Top of Material for this task

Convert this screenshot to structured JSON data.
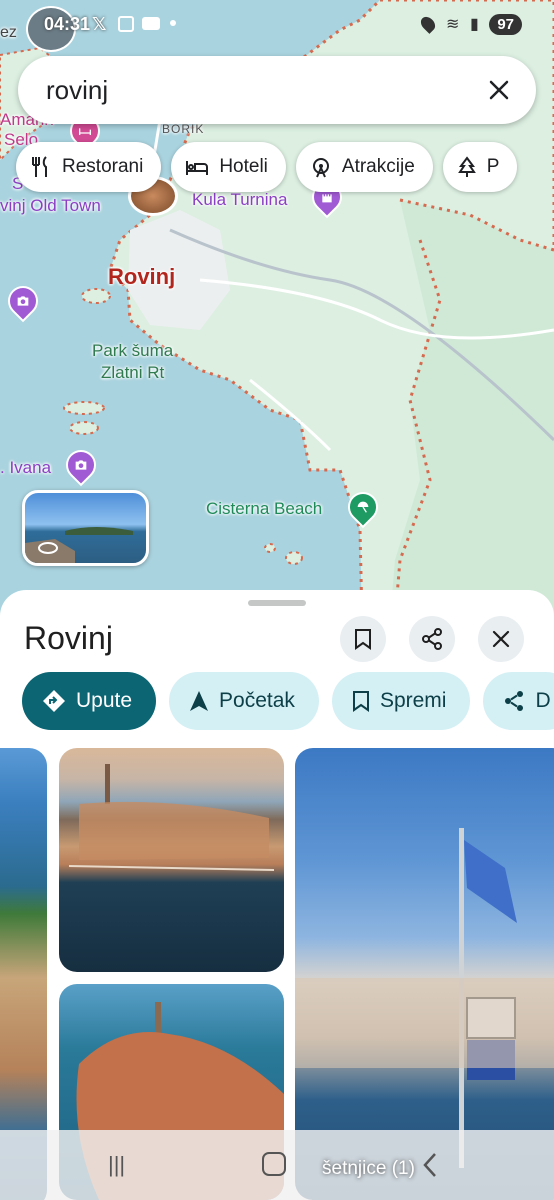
{
  "status_bar": {
    "time": "04:31",
    "battery": "97"
  },
  "search": {
    "query": "rovinj"
  },
  "chips": [
    {
      "label": "Restorani",
      "icon": "fork-knife-icon"
    },
    {
      "label": "Hoteli",
      "icon": "bed-icon"
    },
    {
      "label": "Atrakcije",
      "icon": "ferris-wheel-icon"
    },
    {
      "label": "P",
      "icon": "tree-icon"
    }
  ],
  "map": {
    "labels": {
      "town": "Rovinj",
      "park": "Park šuma\nZlatni Rt",
      "kula": "Kula Turnina",
      "old_town": "vinj Old Town",
      "beach": "Cisterna Beach",
      "borik": "BORIK",
      "amarin": "Amarin",
      "selo": "Selo",
      "ivana": ". Ivana",
      "ez": "ez",
      "s": "S"
    }
  },
  "place": {
    "title": "Rovinj",
    "actions": [
      {
        "label": "Upute",
        "icon": "directions-icon",
        "primary": true
      },
      {
        "label": "Početak",
        "icon": "navigation-arrow-icon",
        "primary": false
      },
      {
        "label": "Spremi",
        "icon": "bookmark-icon",
        "primary": false
      },
      {
        "label": "D",
        "icon": "share-icon",
        "primary": false
      }
    ]
  },
  "navbar": {
    "toast": "šetnjice (1)"
  },
  "colors": {
    "primary": "#0b6573",
    "secondary": "#d4f0f5",
    "water": "#a9d3df",
    "land": "#dcefe1"
  }
}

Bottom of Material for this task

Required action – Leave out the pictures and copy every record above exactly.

Answer section –
Convert this screenshot to structured JSON data.
{
  "status_bar": {
    "time": "04:31",
    "battery": "97"
  },
  "search": {
    "query": "rovinj"
  },
  "chips": [
    {
      "label": "Restorani",
      "icon": "fork-knife-icon"
    },
    {
      "label": "Hoteli",
      "icon": "bed-icon"
    },
    {
      "label": "Atrakcije",
      "icon": "ferris-wheel-icon"
    },
    {
      "label": "P",
      "icon": "tree-icon"
    }
  ],
  "map": {
    "labels": {
      "town": "Rovinj",
      "park": "Park šuma\nZlatni Rt",
      "kula": "Kula Turnina",
      "old_town": "vinj Old Town",
      "beach": "Cisterna Beach",
      "borik": "BORIK",
      "amarin": "Amarin",
      "selo": "Selo",
      "ivana": ". Ivana",
      "ez": "ez",
      "s": "S"
    }
  },
  "place": {
    "title": "Rovinj",
    "actions": [
      {
        "label": "Upute",
        "icon": "directions-icon",
        "primary": true
      },
      {
        "label": "Početak",
        "icon": "navigation-arrow-icon",
        "primary": false
      },
      {
        "label": "Spremi",
        "icon": "bookmark-icon",
        "primary": false
      },
      {
        "label": "D",
        "icon": "share-icon",
        "primary": false
      }
    ]
  },
  "navbar": {
    "toast": "šetnjice (1)"
  },
  "colors": {
    "primary": "#0b6573",
    "secondary": "#d4f0f5",
    "water": "#a9d3df",
    "land": "#dcefe1"
  }
}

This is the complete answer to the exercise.